Stored items —
-.-.-

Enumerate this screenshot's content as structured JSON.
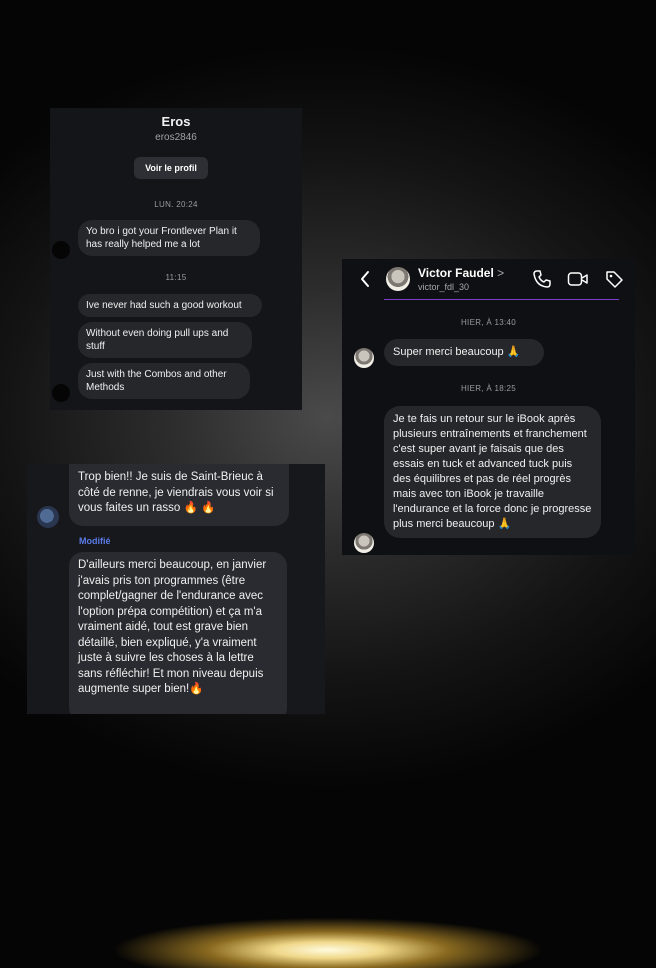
{
  "conversation1": {
    "name": "Eros",
    "handle": "eros2846",
    "profile_button": "Voir le profil",
    "timestamp1": "LUN. 20:24",
    "msg1": "Yo bro i got your Frontlever Plan it has really helped me a lot",
    "timestamp2": "11:15",
    "msg2": "Ive never had such a good workout",
    "msg3": "Without even doing pull ups and stuff",
    "msg4": "Just with the Combos and other Methods"
  },
  "conversation2": {
    "name": "Victor Faudel",
    "name_chevron": ">",
    "handle": "victor_fdl_30",
    "timestamp1": "HIER, À 13:40",
    "msg1": "Super merci beaucoup 🙏",
    "timestamp2": "HIER, À 18:25",
    "msg2": "Je te fais un retour sur le iBook après plusieurs entraînements et franchement c'est super avant je faisais que des essais en tuck et advanced tuck puis des équilibres et pas de réel progrès mais avec ton iBook je travaille l'endurance et la force donc je progresse plus merci beaucoup 🙏"
  },
  "conversation3": {
    "msg1": "Trop bien!! Je suis de Saint-Brieuc à côté de renne, je viendrais vous voir si vous faites un rasso 🔥 🔥",
    "modified_label": "Modifié",
    "msg2": "D'ailleurs merci beaucoup, en janvier j'avais pris ton programmes (être complet/gagner de l'endurance avec l'option prépa compétition) et ça m'a vraiment aidé, tout est grave bien détaillé, bien expliqué, y'a vraiment juste à suivre les choses à la lettre sans réfléchir! Et mon niveau depuis augmente super bien!🔥"
  },
  "icons": [
    "back-arrow-icon",
    "phone-icon",
    "video-camera-icon",
    "tag-icon"
  ],
  "colors": {
    "accent_underline": "#7b3fc7",
    "modified_label": "#5b7be8",
    "bubble": "#26272b"
  }
}
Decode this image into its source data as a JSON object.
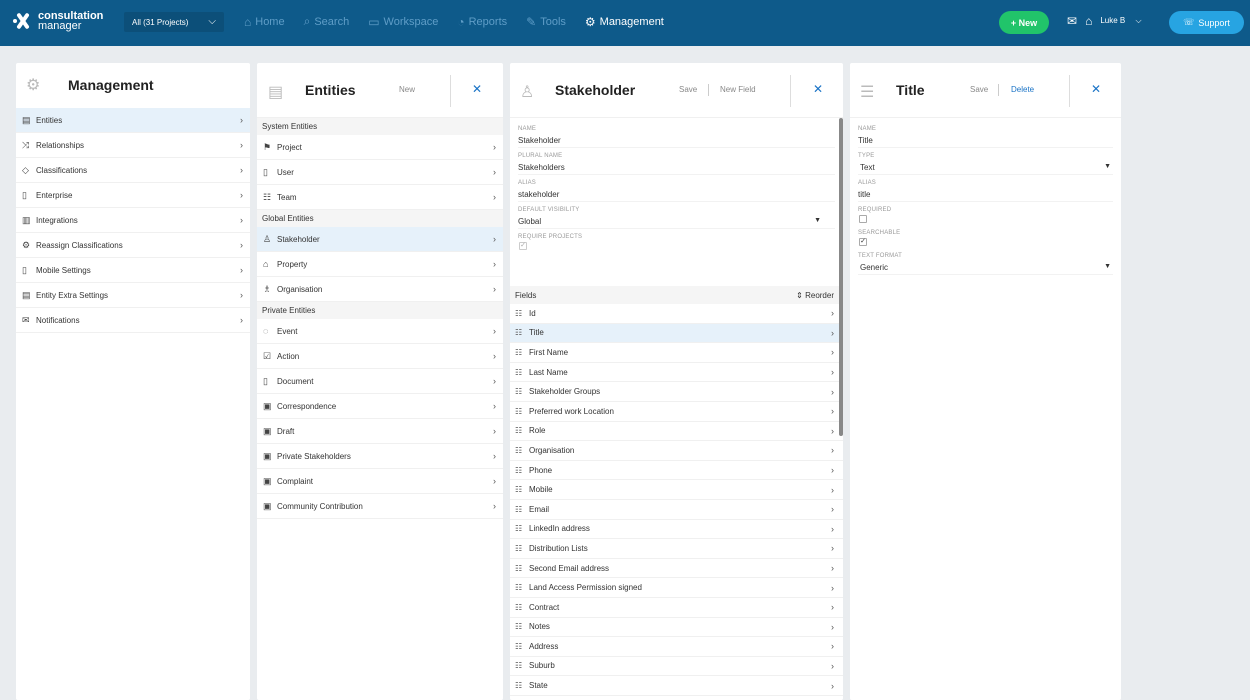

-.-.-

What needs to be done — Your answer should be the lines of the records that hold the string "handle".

Finished task —
    "handle": "eros2846",
    "handle": "victor_fdl_30",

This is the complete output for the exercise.